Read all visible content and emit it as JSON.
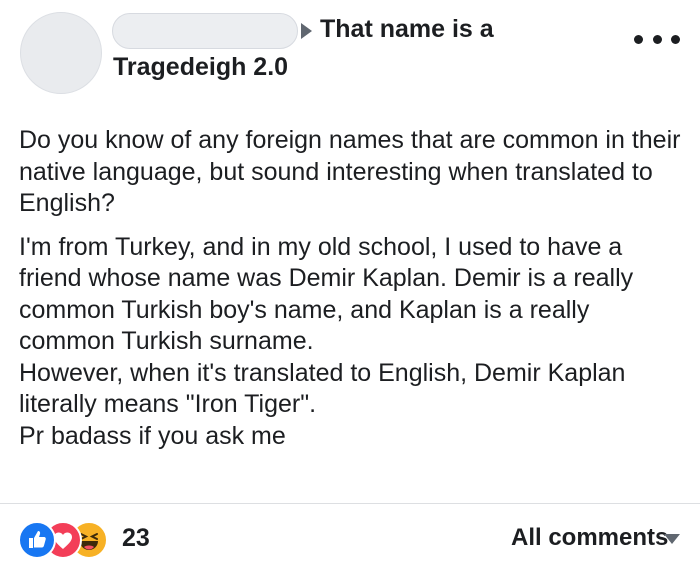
{
  "post": {
    "group_line1": "That name is a",
    "group_line2": "Tragedeigh 2.0",
    "paragraph1": "Do you know of any foreign names that are common in their native language, but sound interesting when translated to English?",
    "paragraph2_lines": [
      "I'm from Turkey, and in my old school, I used to have a friend whose name was Demir Kaplan. Demir is a really common Turkish boy's name, and Kaplan is a really common Turkish surname.",
      "However, when it's translated to English, Demir Kaplan literally means \"Iron Tiger\".",
      "Pr badass if you ask me"
    ]
  },
  "footer": {
    "reactions": [
      "like-icon",
      "love-icon",
      "haha-icon"
    ],
    "reaction_count": "23",
    "all_comments_label": "All comments"
  },
  "colors": {
    "like": "#1877f2",
    "love": "#f33e58",
    "haha": "#f7b125",
    "text": "#1c1e21",
    "muted": "#606770"
  }
}
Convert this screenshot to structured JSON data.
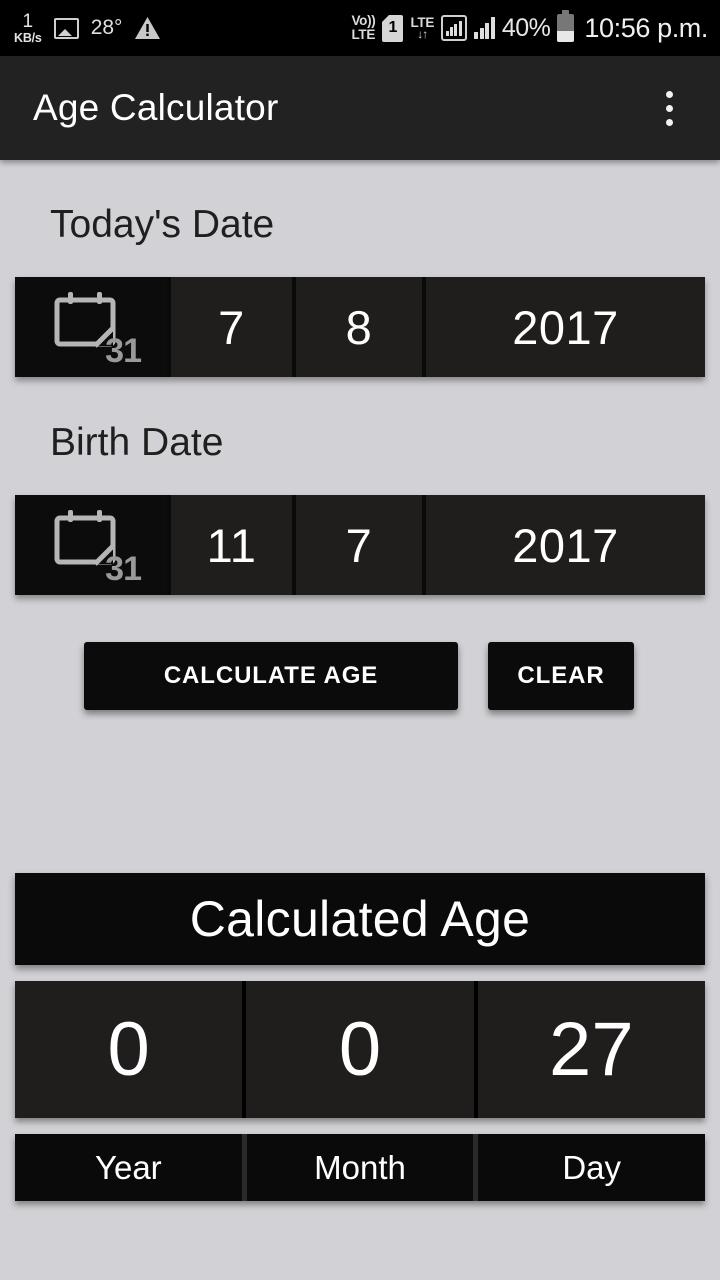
{
  "status_bar": {
    "net_speed_value": "1",
    "net_speed_unit": "KB/s",
    "screenshot_icon": "image-icon",
    "temperature": "28°",
    "warning_icon": "warning-triangle-icon",
    "volte_line1": "Vo))",
    "volte_line2": "LTE",
    "sim_slot": "1",
    "lte_label": "LTE",
    "lte_arrows": "↓↑",
    "data_signal_icon": "boxed-signal-icon",
    "signal_icon": "signal-bars-icon",
    "battery_percent": "40%",
    "battery_icon": "battery-icon",
    "clock": "10:56 p.m."
  },
  "app_bar": {
    "title": "Age Calculator",
    "overflow_icon": "overflow-menu-icon"
  },
  "today": {
    "label": "Today's Date",
    "calendar_icon": "calendar-icon",
    "calendar_icon_day": "31",
    "day": "7",
    "month": "8",
    "year": "2017"
  },
  "birth": {
    "label": "Birth Date",
    "calendar_icon": "calendar-icon",
    "calendar_icon_day": "31",
    "day": "11",
    "month": "7",
    "year": "2017"
  },
  "actions": {
    "calculate_label": "CALCULATE AGE",
    "clear_label": "CLEAR"
  },
  "result": {
    "heading": "Calculated Age",
    "values": [
      "0",
      "0",
      "27"
    ],
    "labels": [
      "Year",
      "Month",
      "Day"
    ]
  },
  "colors": {
    "background": "#d2d2d6",
    "app_bar": "#222222",
    "cell": "#201e1d",
    "cell_dark": "#0a0a0a",
    "text_light": "#ffffff",
    "text_dark": "#1f1f1f"
  }
}
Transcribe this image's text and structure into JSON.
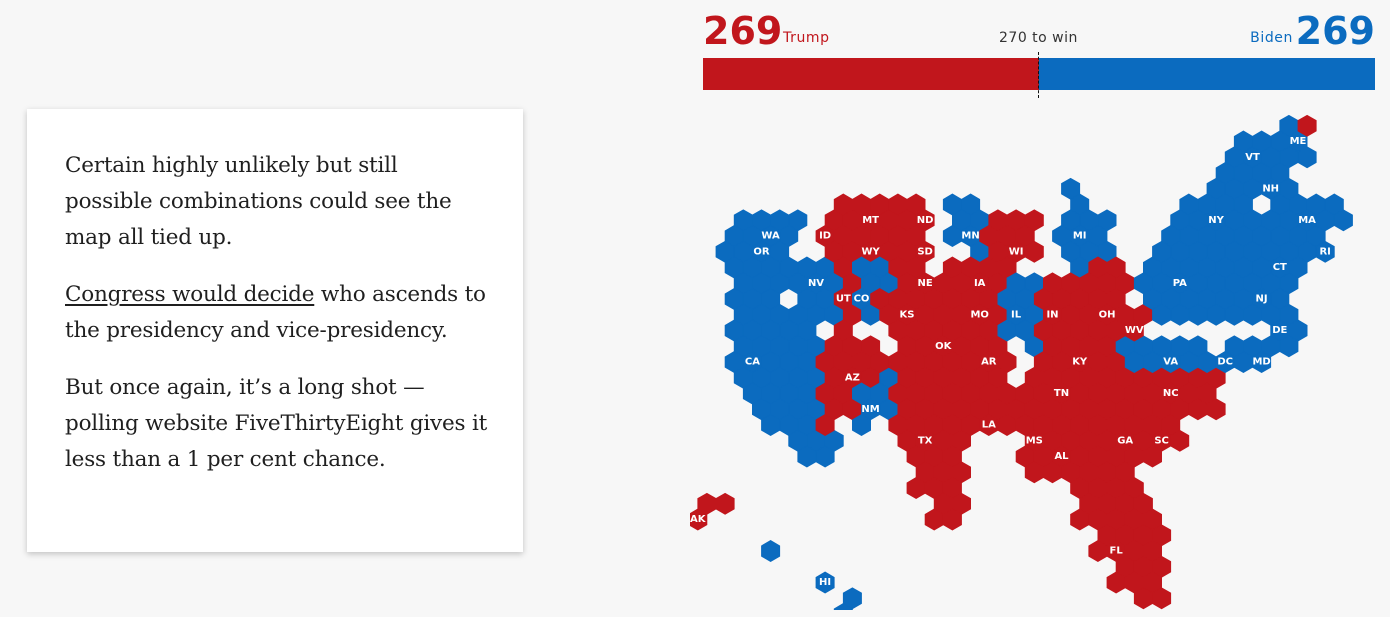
{
  "article": {
    "p1": "Certain highly unlikely but still possible combinations could see the map all tied up.",
    "p2_link": "Congress would decide",
    "p2_rest": " who ascends to the presidency and vice-presidency.",
    "p3": "But once again, it’s a long shot — polling website FiveThirtyEight gives it less than a 1 per cent chance."
  },
  "tally": {
    "rep_votes": "269",
    "rep_name": "Trump",
    "dem_votes": "269",
    "dem_name": "Biden",
    "threshold": "270 to win",
    "rep_share": 0.5
  },
  "colors": {
    "rep": "#c1161c",
    "dem": "#0b6bbf"
  },
  "map": {
    "states": [
      {
        "abbr": "WA",
        "party": "dem"
      },
      {
        "abbr": "OR",
        "party": "dem"
      },
      {
        "abbr": "CA",
        "party": "dem"
      },
      {
        "abbr": "NV",
        "party": "dem"
      },
      {
        "abbr": "ID",
        "party": "rep"
      },
      {
        "abbr": "MT",
        "party": "rep"
      },
      {
        "abbr": "WY",
        "party": "rep"
      },
      {
        "abbr": "UT",
        "party": "rep"
      },
      {
        "abbr": "CO",
        "party": "dem"
      },
      {
        "abbr": "AZ",
        "party": "rep"
      },
      {
        "abbr": "NM",
        "party": "dem"
      },
      {
        "abbr": "ND",
        "party": "rep"
      },
      {
        "abbr": "SD",
        "party": "rep"
      },
      {
        "abbr": "NE",
        "party": "rep"
      },
      {
        "abbr": "KS",
        "party": "rep"
      },
      {
        "abbr": "OK",
        "party": "rep"
      },
      {
        "abbr": "TX",
        "party": "rep"
      },
      {
        "abbr": "MN",
        "party": "dem"
      },
      {
        "abbr": "IA",
        "party": "rep"
      },
      {
        "abbr": "MO",
        "party": "rep"
      },
      {
        "abbr": "AR",
        "party": "rep"
      },
      {
        "abbr": "LA",
        "party": "rep"
      },
      {
        "abbr": "WI",
        "party": "rep"
      },
      {
        "abbr": "IL",
        "party": "dem"
      },
      {
        "abbr": "MI",
        "party": "dem"
      },
      {
        "abbr": "IN",
        "party": "rep"
      },
      {
        "abbr": "OH",
        "party": "rep"
      },
      {
        "abbr": "KY",
        "party": "rep"
      },
      {
        "abbr": "TN",
        "party": "rep"
      },
      {
        "abbr": "MS",
        "party": "rep"
      },
      {
        "abbr": "AL",
        "party": "rep"
      },
      {
        "abbr": "GA",
        "party": "rep"
      },
      {
        "abbr": "FL",
        "party": "rep"
      },
      {
        "abbr": "SC",
        "party": "rep"
      },
      {
        "abbr": "NC",
        "party": "rep"
      },
      {
        "abbr": "VA",
        "party": "dem"
      },
      {
        "abbr": "WV",
        "party": "rep"
      },
      {
        "abbr": "PA",
        "party": "dem"
      },
      {
        "abbr": "NY",
        "party": "dem"
      },
      {
        "abbr": "NJ",
        "party": "dem"
      },
      {
        "abbr": "DE",
        "party": "dem"
      },
      {
        "abbr": "MD",
        "party": "dem"
      },
      {
        "abbr": "DC",
        "party": "dem"
      },
      {
        "abbr": "CT",
        "party": "dem"
      },
      {
        "abbr": "RI",
        "party": "dem"
      },
      {
        "abbr": "MA",
        "party": "dem"
      },
      {
        "abbr": "VT",
        "party": "dem"
      },
      {
        "abbr": "NH",
        "party": "dem"
      },
      {
        "abbr": "ME",
        "party": "dem"
      },
      {
        "abbr": "AK",
        "party": "rep"
      },
      {
        "abbr": "HI",
        "party": "dem"
      }
    ],
    "extra_cells": [
      {
        "label": "ME district",
        "party": "rep"
      }
    ]
  }
}
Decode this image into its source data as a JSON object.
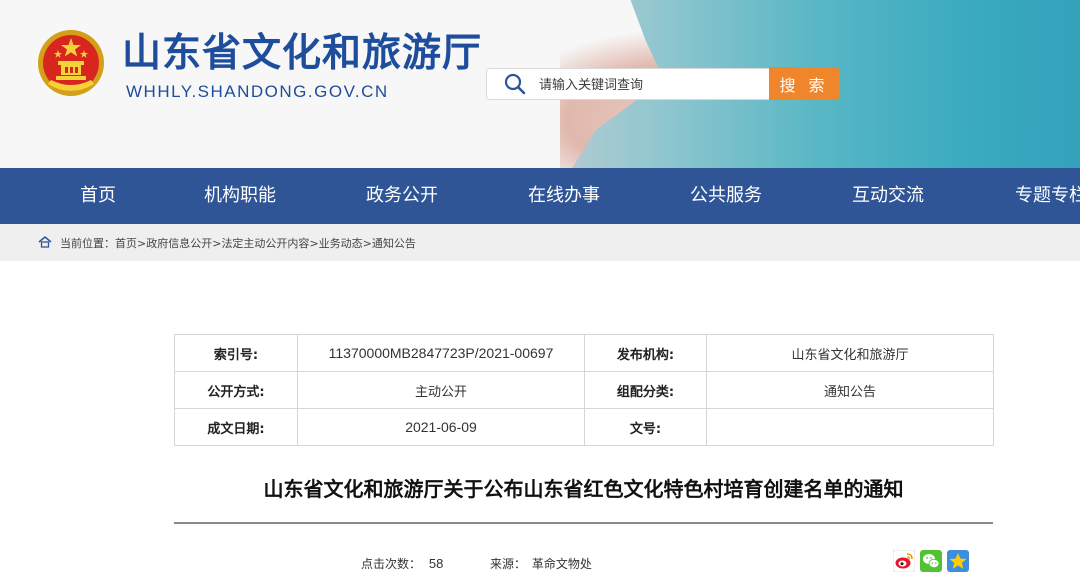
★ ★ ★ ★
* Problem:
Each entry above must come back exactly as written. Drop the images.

* Exercise result:
Read all visible content and emit it as JSON.
{
  "post": {
    "group_line1": "That name is a",
    "group_line2": "Tragedeigh 2.0",
    "paragraph1": "Do you know of any foreign names that are common in their native language, but sound interesting when translated to English?",
    "paragraph2_lines": [
      "I'm from Turkey, and in my old school, I used to have a friend whose name was Demir Kaplan. Demir is a really common Turkish boy's name, and Kaplan is a really common Turkish surname.",
      "However, when it's translated to English, Demir Kaplan literally means \"Iron Tiger\".",
      "Pr badass if you ask me"
    ]
  },
  "footer": {
    "reactions": [
      "like-icon",
      "love-icon",
      "haha-icon"
    ],
    "reaction_count": "23",
    "all_comments_label": "All comments"
  },
  "colors": {
    "like": "#1877f2",
    "love": "#f33e58",
    "haha": "#f7b125",
    "text": "#1c1e21",
    "muted": "#606770"
  }
}
Convert this screenshot to structured JSON data.
{
  "status_bar": {
    "net_speed_value": "1",
    "net_speed_unit": "KB/s",
    "screenshot_icon": "image-icon",
    "temperature": "28°",
    "warning_icon": "warning-triangle-icon",
    "volte_line1": "Vo))",
    "volte_line2": "LTE",
    "sim_slot": "1",
    "lte_label": "LTE",
    "lte_arrows": "↓↑",
    "data_signal_icon": "boxed-signal-icon",
    "signal_icon": "signal-bars-icon",
    "battery_percent": "40%",
    "battery_icon": "battery-icon",
    "clock": "10:56 p.m."
  },
  "app_bar": {
    "title": "Age Calculator",
    "overflow_icon": "overflow-menu-icon"
  },
  "today": {
    "label": "Today's Date",
    "calendar_icon": "calendar-icon",
    "calendar_icon_day": "31",
    "day": "7",
    "month": "8",
    "year": "2017"
  },
  "birth": {
    "label": "Birth Date",
    "calendar_icon": "calendar-icon",
    "calendar_icon_day": "31",
    "day": "11",
    "month": "7",
    "year": "2017"
  },
  "actions": {
    "calculate_label": "CALCULATE AGE",
    "clear_label": "CLEAR"
  },
  "result": {
    "heading": "Calculated Age",
    "values": [
      "0",
      "0",
      "27"
    ],
    "labels": [
      "Year",
      "Month",
      "Day"
    ]
  },
  "colors": {
    "background": "#d2d2d6",
    "app_bar": "#222222",
    "cell": "#201e1d",
    "cell_dark": "#0a0a0a",
    "text_light": "#ffffff",
    "text_dark": "#1f1f1f"
  }
}
Transcribe this image's text and structure into JSON.
{
  "article": {
    "p1": "Certain highly unlikely but still possible combinations could see the map all tied up.",
    "p2_link": "Congress would decide",
    "p2_rest": " who ascends to the presidency and vice-presidency.",
    "p3": "But once again, it’s a long shot — polling website FiveThirtyEight gives it less than a 1 per cent chance."
  },
  "tally": {
    "rep_votes": "269",
    "rep_name": "Trump",
    "dem_votes": "269",
    "dem_name": "Biden",
    "threshold": "270 to win",
    "rep_share": 0.5
  },
  "colors": {
    "rep": "#c1161c",
    "dem": "#0b6bbf"
  },
  "map": {
    "states": [
      {
        "abbr": "WA",
        "party": "dem"
      },
      {
        "abbr": "OR",
        "party": "dem"
      },
      {
        "abbr": "CA",
        "party": "dem"
      },
      {
        "abbr": "NV",
        "party": "dem"
      },
      {
        "abbr": "ID",
        "party": "rep"
      },
      {
        "abbr": "MT",
        "party": "rep"
      },
      {
        "abbr": "WY",
        "party": "rep"
      },
      {
        "abbr": "UT",
        "party": "rep"
      },
      {
        "abbr": "CO",
        "party": "dem"
      },
      {
        "abbr": "AZ",
        "party": "rep"
      },
      {
        "abbr": "NM",
        "party": "dem"
      },
      {
        "abbr": "ND",
        "party": "rep"
      },
      {
        "abbr": "SD",
        "party": "rep"
      },
      {
        "abbr": "NE",
        "party": "rep"
      },
      {
        "abbr": "KS",
        "party": "rep"
      },
      {
        "abbr": "OK",
        "party": "rep"
      },
      {
        "abbr": "TX",
        "party": "rep"
      },
      {
        "abbr": "MN",
        "party": "dem"
      },
      {
        "abbr": "IA",
        "party": "rep"
      },
      {
        "abbr": "MO",
        "party": "rep"
      },
      {
        "abbr": "AR",
        "party": "rep"
      },
      {
        "abbr": "LA",
        "party": "rep"
      },
      {
        "abbr": "WI",
        "party": "rep"
      },
      {
        "abbr": "IL",
        "party": "dem"
      },
      {
        "abbr": "MI",
        "party": "dem"
      },
      {
        "abbr": "IN",
        "party": "rep"
      },
      {
        "abbr": "OH",
        "party": "rep"
      },
      {
        "abbr": "KY",
        "party": "rep"
      },
      {
        "abbr": "TN",
        "party": "rep"
      },
      {
        "abbr": "MS",
        "party": "rep"
      },
      {
        "abbr": "AL",
        "party": "rep"
      },
      {
        "abbr": "GA",
        "party": "rep"
      },
      {
        "abbr": "FL",
        "party": "rep"
      },
      {
        "abbr": "SC",
        "party": "rep"
      },
      {
        "abbr": "NC",
        "party": "rep"
      },
      {
        "abbr": "VA",
        "party": "dem"
      },
      {
        "abbr": "WV",
        "party": "rep"
      },
      {
        "abbr": "PA",
        "party": "dem"
      },
      {
        "abbr": "NY",
        "party": "dem"
      },
      {
        "abbr": "NJ",
        "party": "dem"
      },
      {
        "abbr": "DE",
        "party": "dem"
      },
      {
        "abbr": "MD",
        "party": "dem"
      },
      {
        "abbr": "DC",
        "party": "dem"
      },
      {
        "abbr": "CT",
        "party": "dem"
      },
      {
        "abbr": "RI",
        "party": "dem"
      },
      {
        "abbr": "MA",
        "party": "dem"
      },
      {
        "abbr": "VT",
        "party": "dem"
      },
      {
        "abbr": "NH",
        "party": "dem"
      },
      {
        "abbr": "ME",
        "party": "dem"
      },
      {
        "abbr": "AK",
        "party": "rep"
      },
      {
        "abbr": "HI",
        "party": "dem"
      }
    ],
    "extra_cells": [
      {
        "label": "ME district",
        "party": "rep"
      }
    ]
  }
}
Decode this image into its source data as a JSON object.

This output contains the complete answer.